--- Given entries ---
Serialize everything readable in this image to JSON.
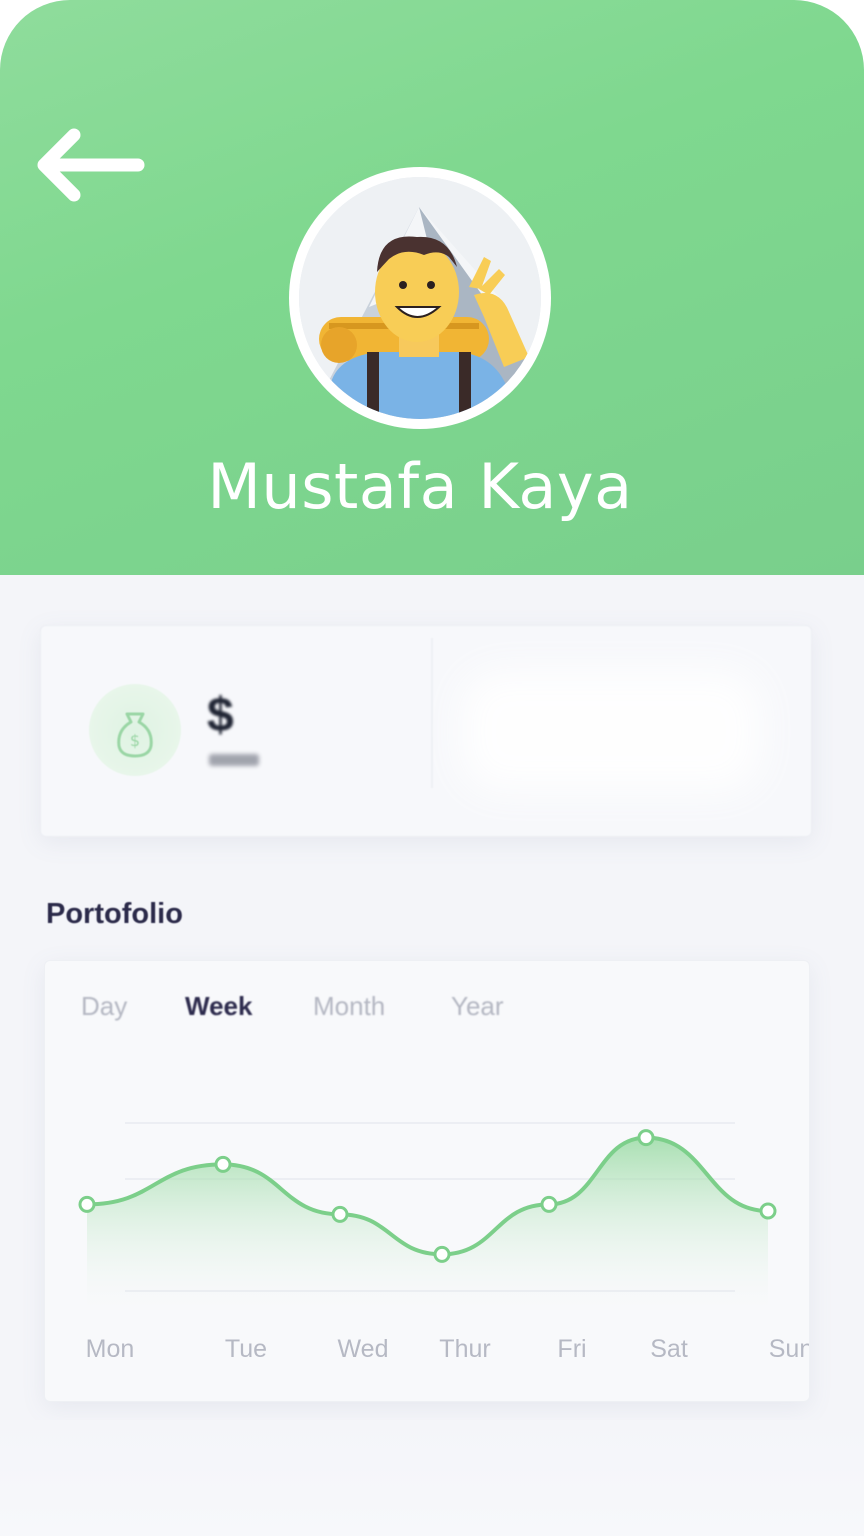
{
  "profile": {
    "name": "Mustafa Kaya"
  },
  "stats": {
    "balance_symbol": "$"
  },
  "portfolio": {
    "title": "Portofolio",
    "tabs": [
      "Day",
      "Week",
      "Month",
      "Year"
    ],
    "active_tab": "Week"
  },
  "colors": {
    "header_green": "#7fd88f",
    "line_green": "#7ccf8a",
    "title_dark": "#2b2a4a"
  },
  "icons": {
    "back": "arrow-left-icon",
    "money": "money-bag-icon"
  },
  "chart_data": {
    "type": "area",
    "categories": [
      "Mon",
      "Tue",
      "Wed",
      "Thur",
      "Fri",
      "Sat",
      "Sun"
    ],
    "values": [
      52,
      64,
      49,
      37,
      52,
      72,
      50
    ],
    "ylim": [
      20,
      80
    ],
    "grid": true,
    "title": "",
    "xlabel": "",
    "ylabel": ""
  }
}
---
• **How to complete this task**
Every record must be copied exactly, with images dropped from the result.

• **Solution**
Serialize everything readable in this image to JSON.
{
  "profile": {
    "name": "Mustafa Kaya"
  },
  "stats": {
    "balance_symbol": "$"
  },
  "portfolio": {
    "title": "Portofolio",
    "tabs": [
      "Day",
      "Week",
      "Month",
      "Year"
    ],
    "active_tab": "Week"
  },
  "colors": {
    "header_green": "#7fd88f",
    "line_green": "#7ccf8a",
    "title_dark": "#2b2a4a"
  },
  "icons": {
    "back": "arrow-left-icon",
    "money": "money-bag-icon"
  },
  "chart_data": {
    "type": "area",
    "categories": [
      "Mon",
      "Tue",
      "Wed",
      "Thur",
      "Fri",
      "Sat",
      "Sun"
    ],
    "values": [
      52,
      64,
      49,
      37,
      52,
      72,
      50
    ],
    "ylim": [
      20,
      80
    ],
    "grid": true,
    "title": "",
    "xlabel": "",
    "ylabel": ""
  }
}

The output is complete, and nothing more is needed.